## Data in this exercise

┄┄┄┄┄┄┄┄┄┄

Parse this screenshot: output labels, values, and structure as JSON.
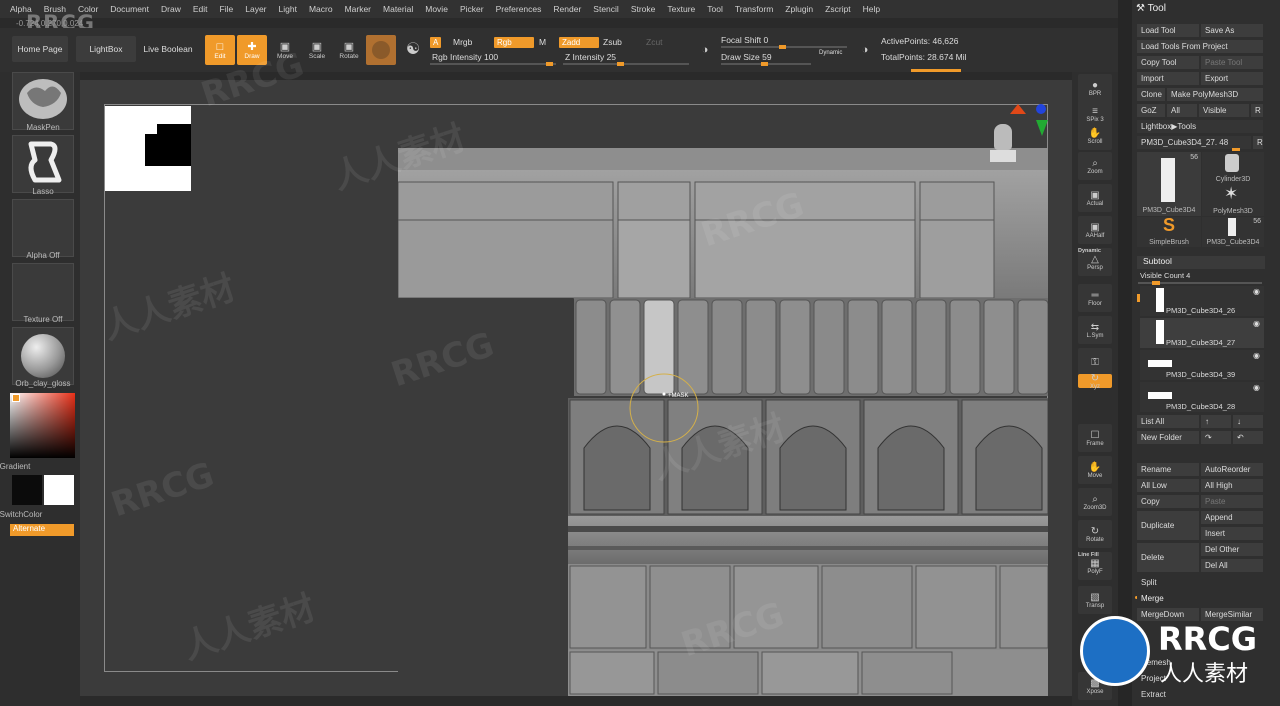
{
  "menu": [
    "Alpha",
    "Brush",
    "Color",
    "Document",
    "Draw",
    "Edit",
    "File",
    "Layer",
    "Light",
    "Macro",
    "Marker",
    "Material",
    "Movie",
    "Picker",
    "Preferences",
    "Render",
    "Stencil",
    "Stroke",
    "Texture",
    "Tool",
    "Transform",
    "Zplugin",
    "Zscript",
    "Help"
  ],
  "logo": "RRCG",
  "coords": "-0.724,0.270,0.024",
  "toolbar": {
    "home": "Home Page",
    "lightbox": "LightBox",
    "live_boolean": "Live Boolean",
    "edit": "Edit",
    "draw": "Draw",
    "move": "Move",
    "scale": "Scale",
    "rotate": "Rotate",
    "a": "A",
    "mrgb": "Mrgb",
    "rgb": "Rgb",
    "m": "M",
    "zadd": "Zadd",
    "zsub": "Zsub",
    "zcut": "Zcut",
    "rgb_intensity": "Rgb Intensity 100",
    "z_intensity": "Z Intensity 25",
    "focal_shift": "Focal Shift 0",
    "draw_size": "Draw Size 59",
    "dynamic": "Dynamic",
    "active_points": "ActivePoints: 46,626",
    "total_points": "TotalPoints: 28.674 Mil"
  },
  "left": {
    "maskpen": "MaskPen",
    "lasso": "Lasso",
    "alpha": "Alpha Off",
    "texture": "Texture Off",
    "material": "Orb_clay_gloss",
    "gradient": "Gradient",
    "switchcolor": "SwitchColor",
    "alternate": "Alternate"
  },
  "right_shelf": [
    {
      "label": "BPR",
      "icon": "render-icon"
    },
    {
      "label": "SPix 3",
      "icon": "spix-icon"
    },
    {
      "label": "Scroll",
      "icon": "hand-icon"
    },
    {
      "label": "Zoom",
      "icon": "zoom-icon"
    },
    {
      "label": "Actual",
      "icon": "actual-icon"
    },
    {
      "label": "AAHalf",
      "icon": "aahalf-icon"
    },
    {
      "label": "Persp",
      "icon": "persp-icon"
    },
    {
      "label": "Floor",
      "icon": "floor-icon"
    },
    {
      "label": "L.Sym",
      "icon": "lsym-icon"
    },
    {
      "label": "",
      "icon": "lock-icon"
    },
    {
      "label": "Xyz",
      "icon": "xyz-icon"
    },
    {
      "label": "Frame",
      "icon": "frame-icon"
    },
    {
      "label": "Move",
      "icon": "move-icon"
    },
    {
      "label": "Zoom3D",
      "icon": "zoom3d-icon"
    },
    {
      "label": "Rotate",
      "icon": "rotate-icon"
    },
    {
      "label": "PolyF",
      "icon": "polyf-icon"
    },
    {
      "label": "Transp",
      "icon": "transp-icon"
    },
    {
      "label": "Xpose",
      "icon": "xpose-icon"
    }
  ],
  "dynamic_label": "Dynamic",
  "line_fill": "Line Fill",
  "tool": {
    "title": "Tool",
    "load_tool": "Load Tool",
    "save_as": "Save As",
    "load_from_project": "Load Tools From Project",
    "copy_tool": "Copy Tool",
    "paste_tool": "Paste Tool",
    "import": "Import",
    "export": "Export",
    "clone": "Clone",
    "make_polymesh": "Make PolyMesh3D",
    "goz": "GoZ",
    "all": "All",
    "visible": "Visible",
    "r": "R",
    "lightbox_tools": "Lightbox▶Tools",
    "current_tool": "PM3D_Cube3D4_27. 48",
    "thumbs": [
      {
        "name": "PM3D_Cube3D4",
        "count": "56"
      },
      {
        "name": "Cylinder3D",
        "count": ""
      },
      {
        "name": "PolyMesh3D",
        "count": ""
      },
      {
        "name": "SimpleBrush",
        "count": ""
      },
      {
        "name": "PM3D_Cube3D4",
        "count": "56"
      }
    ],
    "subtool": "Subtool",
    "visible_count": "Visible Count 4",
    "subtools": [
      "PM3D_Cube3D4_26",
      "PM3D_Cube3D4_27",
      "PM3D_Cube3D4_39",
      "PM3D_Cube3D4_28"
    ],
    "list_all": "List All",
    "new_folder": "New Folder",
    "rename": "Rename",
    "autoreorder": "AutoReorder",
    "all_low": "All Low",
    "all_high": "All High",
    "copy": "Copy",
    "paste": "Paste",
    "duplicate": "Duplicate",
    "append": "Append",
    "insert": "Insert",
    "delete": "Delete",
    "del_other": "Del Other",
    "del_all": "Del All",
    "split": "Split",
    "merge": "Merge",
    "merge_down": "MergeDown",
    "merge_similar": "MergeSimilar",
    "remesh": "Remesh",
    "project": "Project",
    "extract": "Extract"
  },
  "cursor_label": "+MASK",
  "watermarks": [
    "RRCG",
    "人人素材"
  ],
  "colors": {
    "accent": "#f09a2a",
    "panel": "#2f2f2f",
    "canvas": "#3b3b3b"
  }
}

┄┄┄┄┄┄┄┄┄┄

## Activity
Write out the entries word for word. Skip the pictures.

## Solved exercise
Parse this screenshot: output labels, values, and structure as JSON.
{
  "menu": [
    "Alpha",
    "Brush",
    "Color",
    "Document",
    "Draw",
    "Edit",
    "File",
    "Layer",
    "Light",
    "Macro",
    "Marker",
    "Material",
    "Movie",
    "Picker",
    "Preferences",
    "Render",
    "Stencil",
    "Stroke",
    "Texture",
    "Tool",
    "Transform",
    "Zplugin",
    "Zscript",
    "Help"
  ],
  "logo": "RRCG",
  "coords": "-0.724,0.270,0.024",
  "toolbar": {
    "home": "Home Page",
    "lightbox": "LightBox",
    "live_boolean": "Live Boolean",
    "edit": "Edit",
    "draw": "Draw",
    "move": "Move",
    "scale": "Scale",
    "rotate": "Rotate",
    "a": "A",
    "mrgb": "Mrgb",
    "rgb": "Rgb",
    "m": "M",
    "zadd": "Zadd",
    "zsub": "Zsub",
    "zcut": "Zcut",
    "rgb_intensity": "Rgb Intensity 100",
    "z_intensity": "Z Intensity 25",
    "focal_shift": "Focal Shift 0",
    "draw_size": "Draw Size 59",
    "dynamic": "Dynamic",
    "active_points": "ActivePoints: 46,626",
    "total_points": "TotalPoints: 28.674 Mil"
  },
  "left": {
    "maskpen": "MaskPen",
    "lasso": "Lasso",
    "alpha": "Alpha Off",
    "texture": "Texture Off",
    "material": "Orb_clay_gloss",
    "gradient": "Gradient",
    "switchcolor": "SwitchColor",
    "alternate": "Alternate"
  },
  "right_shelf": [
    {
      "label": "BPR",
      "icon": "render-icon"
    },
    {
      "label": "SPix 3",
      "icon": "spix-icon"
    },
    {
      "label": "Scroll",
      "icon": "hand-icon"
    },
    {
      "label": "Zoom",
      "icon": "zoom-icon"
    },
    {
      "label": "Actual",
      "icon": "actual-icon"
    },
    {
      "label": "AAHalf",
      "icon": "aahalf-icon"
    },
    {
      "label": "Persp",
      "icon": "persp-icon"
    },
    {
      "label": "Floor",
      "icon": "floor-icon"
    },
    {
      "label": "L.Sym",
      "icon": "lsym-icon"
    },
    {
      "label": "",
      "icon": "lock-icon"
    },
    {
      "label": "Xyz",
      "icon": "xyz-icon"
    },
    {
      "label": "Frame",
      "icon": "frame-icon"
    },
    {
      "label": "Move",
      "icon": "move-icon"
    },
    {
      "label": "Zoom3D",
      "icon": "zoom3d-icon"
    },
    {
      "label": "Rotate",
      "icon": "rotate-icon"
    },
    {
      "label": "PolyF",
      "icon": "polyf-icon"
    },
    {
      "label": "Transp",
      "icon": "transp-icon"
    },
    {
      "label": "Xpose",
      "icon": "xpose-icon"
    }
  ],
  "dynamic_label": "Dynamic",
  "line_fill": "Line Fill",
  "tool": {
    "title": "Tool",
    "load_tool": "Load Tool",
    "save_as": "Save As",
    "load_from_project": "Load Tools From Project",
    "copy_tool": "Copy Tool",
    "paste_tool": "Paste Tool",
    "import": "Import",
    "export": "Export",
    "clone": "Clone",
    "make_polymesh": "Make PolyMesh3D",
    "goz": "GoZ",
    "all": "All",
    "visible": "Visible",
    "r": "R",
    "lightbox_tools": "Lightbox▶Tools",
    "current_tool": "PM3D_Cube3D4_27. 48",
    "thumbs": [
      {
        "name": "PM3D_Cube3D4",
        "count": "56"
      },
      {
        "name": "Cylinder3D",
        "count": ""
      },
      {
        "name": "PolyMesh3D",
        "count": ""
      },
      {
        "name": "SimpleBrush",
        "count": ""
      },
      {
        "name": "PM3D_Cube3D4",
        "count": "56"
      }
    ],
    "subtool": "Subtool",
    "visible_count": "Visible Count 4",
    "subtools": [
      "PM3D_Cube3D4_26",
      "PM3D_Cube3D4_27",
      "PM3D_Cube3D4_39",
      "PM3D_Cube3D4_28"
    ],
    "list_all": "List All",
    "new_folder": "New Folder",
    "rename": "Rename",
    "autoreorder": "AutoReorder",
    "all_low": "All Low",
    "all_high": "All High",
    "copy": "Copy",
    "paste": "Paste",
    "duplicate": "Duplicate",
    "append": "Append",
    "insert": "Insert",
    "delete": "Delete",
    "del_other": "Del Other",
    "del_all": "Del All",
    "split": "Split",
    "merge": "Merge",
    "merge_down": "MergeDown",
    "merge_similar": "MergeSimilar",
    "remesh": "Remesh",
    "project": "Project",
    "extract": "Extract"
  },
  "cursor_label": "+MASK",
  "watermarks": [
    "RRCG",
    "人人素材"
  ],
  "colors": {
    "accent": "#f09a2a",
    "panel": "#2f2f2f",
    "canvas": "#3b3b3b"
  }
}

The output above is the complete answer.